_Activity_.
Whenever a line of the data below holds the string "this", copy that line.
Segment Start: Listed records
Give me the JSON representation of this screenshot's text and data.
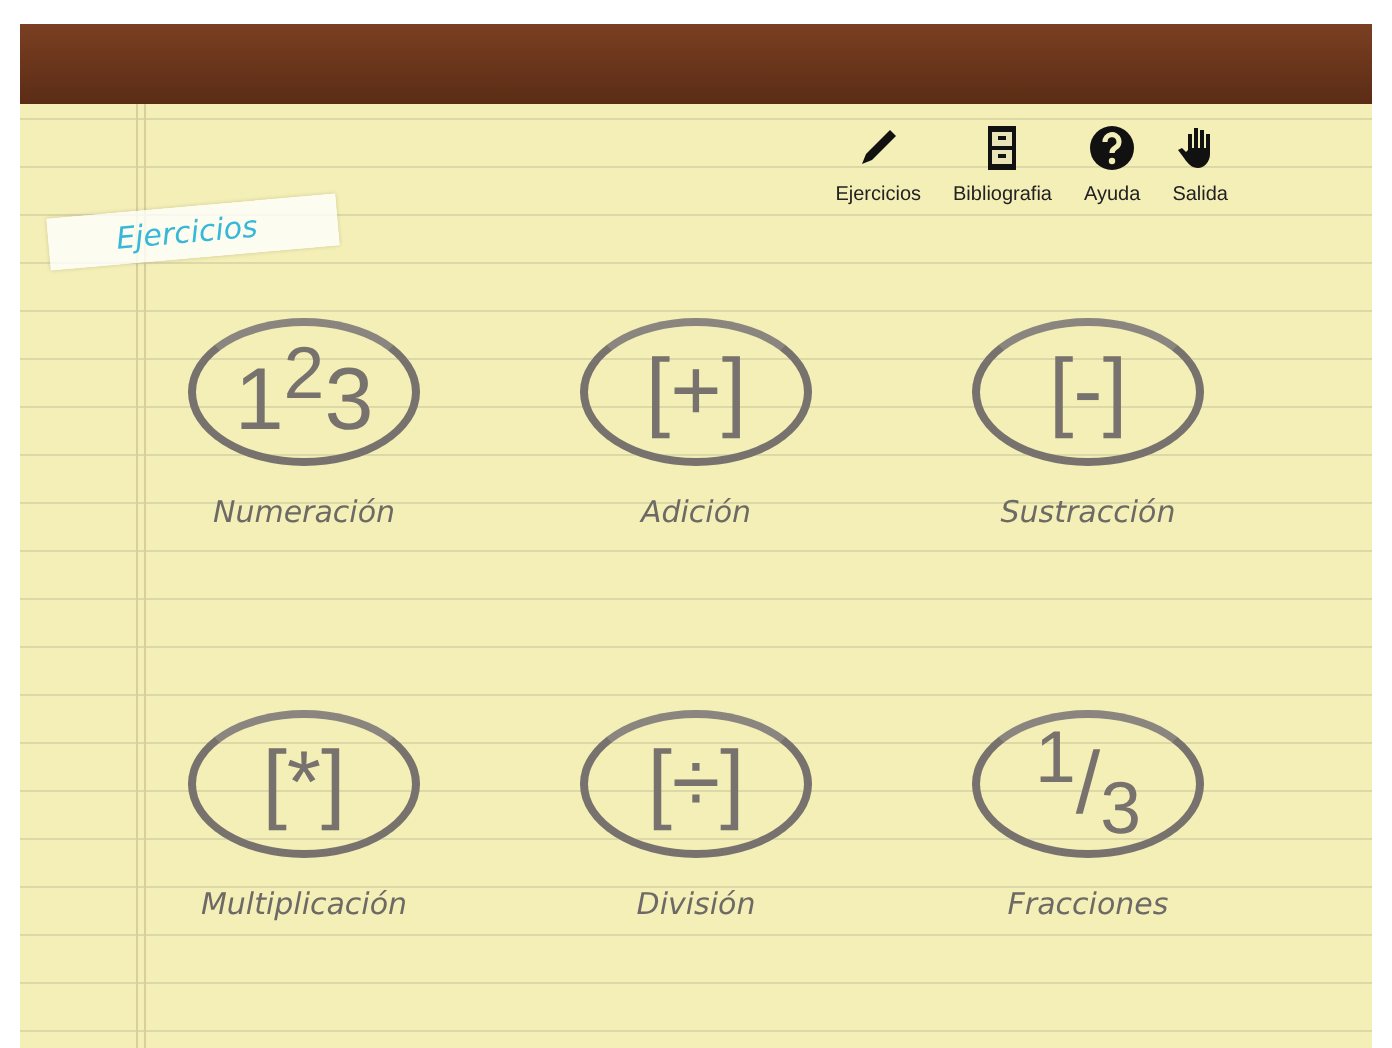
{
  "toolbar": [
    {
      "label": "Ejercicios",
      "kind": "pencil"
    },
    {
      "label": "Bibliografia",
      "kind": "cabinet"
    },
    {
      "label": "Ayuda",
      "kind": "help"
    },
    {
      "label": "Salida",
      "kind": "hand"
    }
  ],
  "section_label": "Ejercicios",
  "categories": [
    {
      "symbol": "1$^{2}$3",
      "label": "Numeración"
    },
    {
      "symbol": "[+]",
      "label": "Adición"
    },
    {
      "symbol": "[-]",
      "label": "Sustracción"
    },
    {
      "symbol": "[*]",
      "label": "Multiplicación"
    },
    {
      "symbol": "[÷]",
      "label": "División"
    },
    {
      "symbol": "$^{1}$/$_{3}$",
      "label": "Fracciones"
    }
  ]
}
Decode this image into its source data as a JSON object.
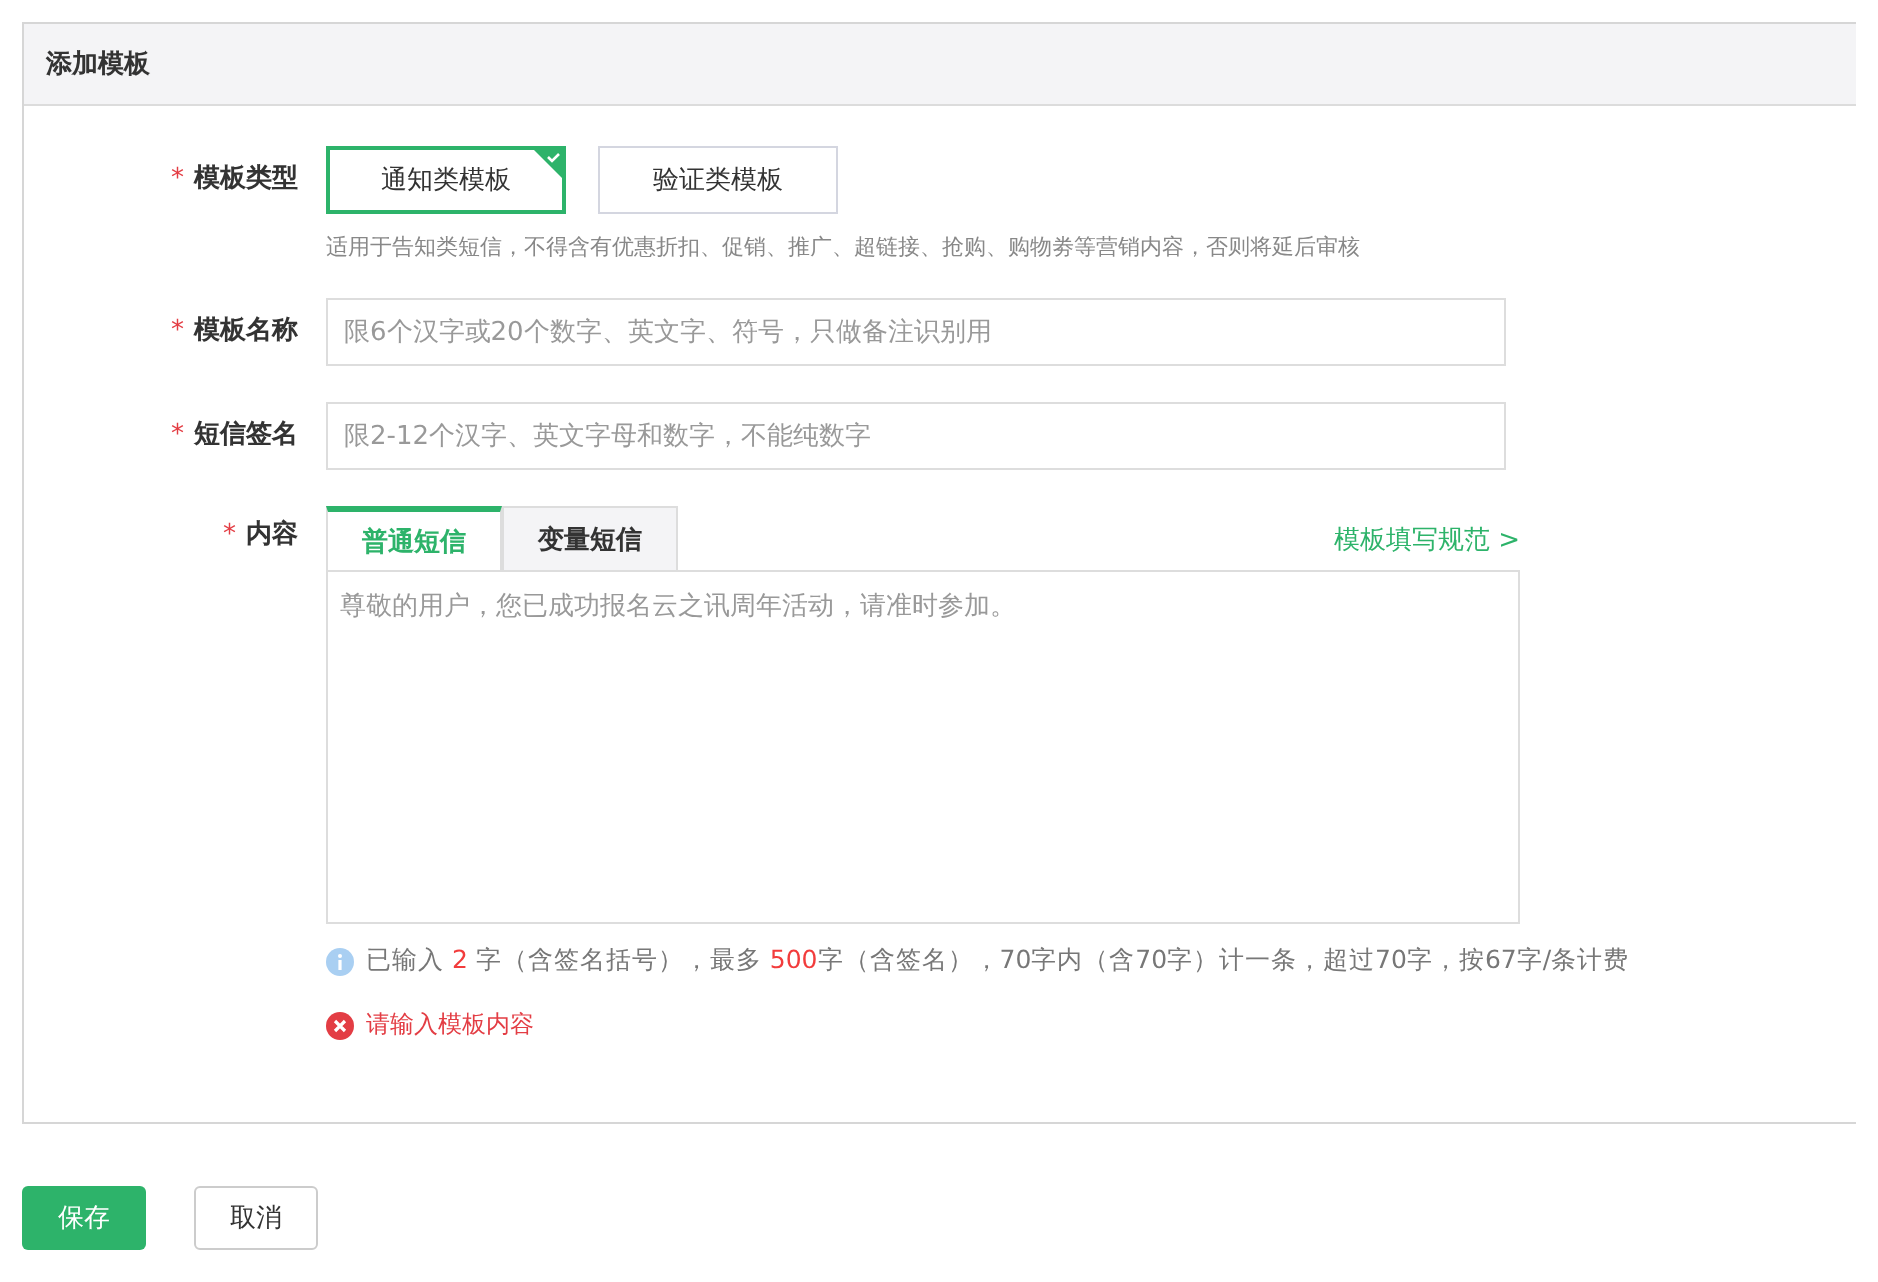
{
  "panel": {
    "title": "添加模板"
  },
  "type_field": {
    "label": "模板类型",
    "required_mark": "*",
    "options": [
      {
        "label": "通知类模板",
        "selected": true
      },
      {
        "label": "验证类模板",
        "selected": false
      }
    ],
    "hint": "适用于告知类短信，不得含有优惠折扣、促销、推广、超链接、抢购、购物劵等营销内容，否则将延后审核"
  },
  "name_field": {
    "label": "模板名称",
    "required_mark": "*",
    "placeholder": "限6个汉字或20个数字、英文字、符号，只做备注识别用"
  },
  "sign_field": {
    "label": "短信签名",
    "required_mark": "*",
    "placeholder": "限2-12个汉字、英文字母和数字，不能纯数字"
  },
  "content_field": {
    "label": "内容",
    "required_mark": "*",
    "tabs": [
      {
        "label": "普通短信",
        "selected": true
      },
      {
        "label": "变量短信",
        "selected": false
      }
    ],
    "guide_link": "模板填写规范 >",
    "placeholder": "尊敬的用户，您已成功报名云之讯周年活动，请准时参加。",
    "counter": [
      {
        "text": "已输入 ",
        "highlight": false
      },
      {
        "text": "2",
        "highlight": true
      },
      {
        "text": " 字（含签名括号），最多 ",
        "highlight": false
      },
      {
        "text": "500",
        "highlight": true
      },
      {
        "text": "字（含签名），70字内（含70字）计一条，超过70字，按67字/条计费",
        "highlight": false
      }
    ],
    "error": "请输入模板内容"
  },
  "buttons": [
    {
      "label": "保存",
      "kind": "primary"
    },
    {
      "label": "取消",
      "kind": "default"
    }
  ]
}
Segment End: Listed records
_Reply_.
Give me the JSON representation of this screenshot's text and data.
Decode this image into its source data as a JSON object.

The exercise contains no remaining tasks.